Paul Krugman has criticised "contrarianism without consequences", in relation to the debate over global warming, and in particular, the controversy over the book Superfreakonomics, saying "The refusal of the Superfreakonomists to take responsibility for their failed attempt to be cleverly contrarian on climate change is a sad spectacle to watch ... having paraded their daring contrarianism, the freakonomists are trying to wiggle out of the consequences when it turns out that they were wrong."[5] The Economist has suggested that the critical response to Superfreakonomics may represent the end of contrarianism as a popular style of journalism,[6] quoting the Crooked Timber blog description of contrarianism as "a cheap way of allowing ideological hacks to think of themselves as fearless, independent thinkers, while never challenging (in fact reinforcing) the status quo.”"

Contrarianism in science[edit]

In science, the term "contrarian" is often applied to those who reject a general scientific consensus on some particular issue, as well as to scientists who pursue research strategies which are rejected by most researchers in the field.[citation needed] Contrarians are particularly prominent in cases where scientific evidence bears on political, social or cultural controversies such as disputes over policy responses to climate change, or creationism versus evolution.[citation needed]

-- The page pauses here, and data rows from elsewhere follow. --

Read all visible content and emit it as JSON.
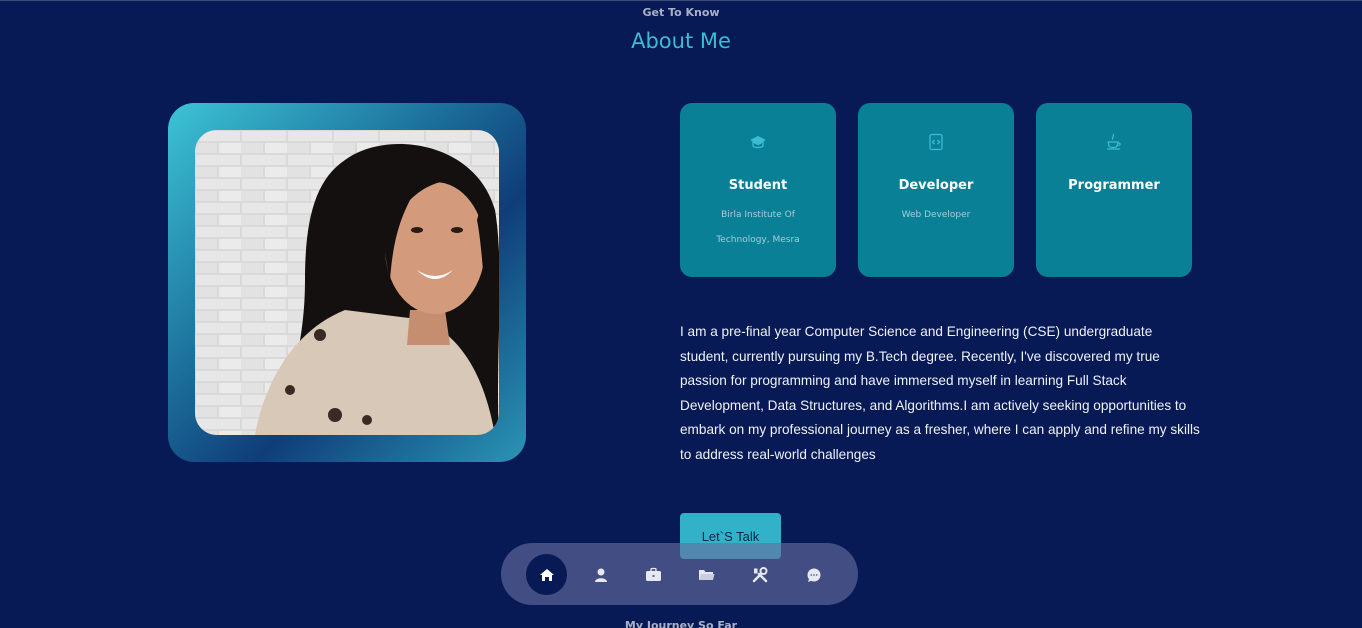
{
  "header": {
    "subtitle": "Get To Know",
    "title": "About Me"
  },
  "profile_photo": {
    "alt": "Portrait photo"
  },
  "cards": [
    {
      "icon": "graduation-cap-icon",
      "title": "Student",
      "description": "Birla Institute Of Technology, Mesra"
    },
    {
      "icon": "code-file-icon",
      "title": "Developer",
      "description": "Web Developer"
    },
    {
      "icon": "java-cup-icon",
      "title": "Programmer",
      "description": ""
    }
  ],
  "about": {
    "text": "I am a pre-final year Computer Science and Engineering (CSE) undergraduate student, currently pursuing my B.Tech degree. Recently, I've discovered my true passion for programming and have immersed myself in learning Full Stack Development, Data Structures, and Algorithms.I am actively seeking opportunities to embark on my professional journey as a fresher, where I can apply and refine my skills to address real-world challenges",
    "button_label": "Let`S Talk"
  },
  "nav": {
    "items": [
      {
        "name": "home-icon",
        "active": true
      },
      {
        "name": "user-icon",
        "active": false
      },
      {
        "name": "briefcase-icon",
        "active": false
      },
      {
        "name": "folder-icon",
        "active": false
      },
      {
        "name": "tools-icon",
        "active": false
      },
      {
        "name": "chat-icon",
        "active": false
      }
    ]
  },
  "next_section": {
    "subtitle": "My Journey So Far"
  },
  "colors": {
    "background": "#081a55",
    "accent": "#3bbcd0",
    "card": "#0a8096"
  }
}
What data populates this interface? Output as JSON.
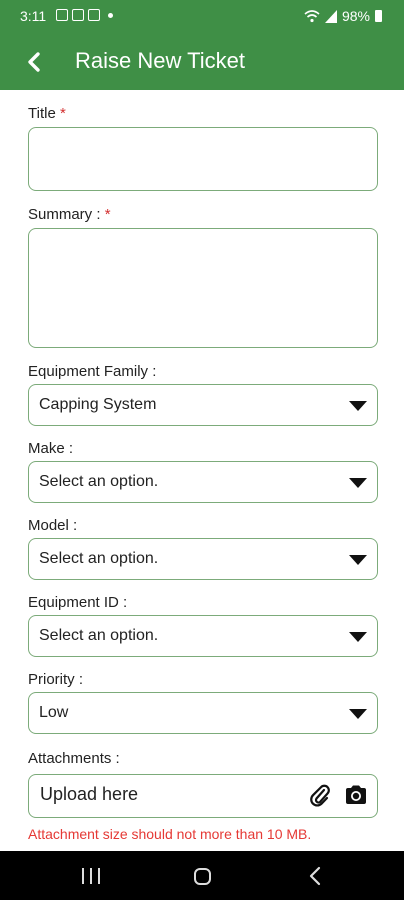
{
  "status_bar": {
    "time": "3:11",
    "battery": "98%"
  },
  "header": {
    "title": "Raise New Ticket"
  },
  "form": {
    "title_label": "Title",
    "summary_label": "Summary :",
    "required_mark": "*",
    "equipment_family": {
      "label": "Equipment Family :",
      "value": "Capping System"
    },
    "make": {
      "label": "Make :",
      "value": "Select an option."
    },
    "model": {
      "label": "Model :",
      "value": "Select an option."
    },
    "equipment_id": {
      "label": "Equipment ID :",
      "value": "Select an option."
    },
    "priority": {
      "label": "Priority :",
      "value": "Low"
    },
    "attachments": {
      "label": "Attachments :",
      "placeholder": "Upload here"
    },
    "size_warning": "Attachment size should not more than 10 MB."
  },
  "icons": {
    "back": "arrow-left-icon",
    "dropdown": "caret-down-icon",
    "attach": "paperclip-icon",
    "camera": "camera-icon"
  },
  "colors": {
    "primary": "#3f8f46",
    "border": "#7cab7a",
    "error": "#e53935"
  }
}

Writers on scientific topics commonly described as "contrarian" include David Berlinski, a critic of mainstream views on evolution,[citation needed] and Richard Lindzen, a critic of the scientific consensus on climate change[citation needed]. Bjørn Lomborg, who accepts the scientific consensus on climate change, but argues against action to mitigate it, has been called "the poster boy of the contrarian trend".[7]

Scientific contrarianism is frequently referred to, favorably, as skepticism and, pejoratively as denialism. An example of the latter usage is climate change denialism.[citation needed]

Sports Contrarian[edit]

A Sports Contrarian, in a US context, is someone who doesn't root for the home teams in the state they reside in, but rather supports teams in other states. They either dislike their own home team's tradition and favors the tradition of another team, believe their home team is playing mediocre and is unlikely to make the postseason, or they favor the conference/divisional rivals' players over the home team's roster.

Contrarian investing[edit]

Main article: contrarian investing

A contrarian investing style is one that is based on identifying, and speculating against, movements in stock prices that reflect changes in the sentiments of the majority of investors.[citation needed]

References[edit]

  1. ^ WILLIAM SAFIRE, Published: April 9, 1989, New York Times,
    The etymology of "contrarianism" and related words is discussed in ON LANGUAGE; Gun That Rumor Down A contrarian is "a being contrary for the sake of being contrary"
    "contrarian as a noun, and lately as an adjective, refers to more than "one who is contrary"; the word as noun means "one who sees a value or an advantage in taking an opposing view" and, in adjectival form, "deliberately opposing for the strategic reason of being against the trend.""
  2. ^ Everything you know about the 1960s is wrong, Salon.com, November 24, 2012
  3. ^ http://slate.com/blogs/blogs/browbeat/archive/2009/10/22/the-slate-pitch-twitter-meme.aspx
  4. ^ http://www.thecontrarianmedia.com/
  5. ^ Krugman, Paul (23 October 2009). "Contrarianism without consequences - NYTimes.com". The New York Times. 
  6. ^ "Telepathic Supreme Court vote counting". The Economist. 30 October 2009. 
  7. ^ "Copenhagen climate change conference 2009: climate contrarians". The Daily Telegraph (London). 25 November 2009.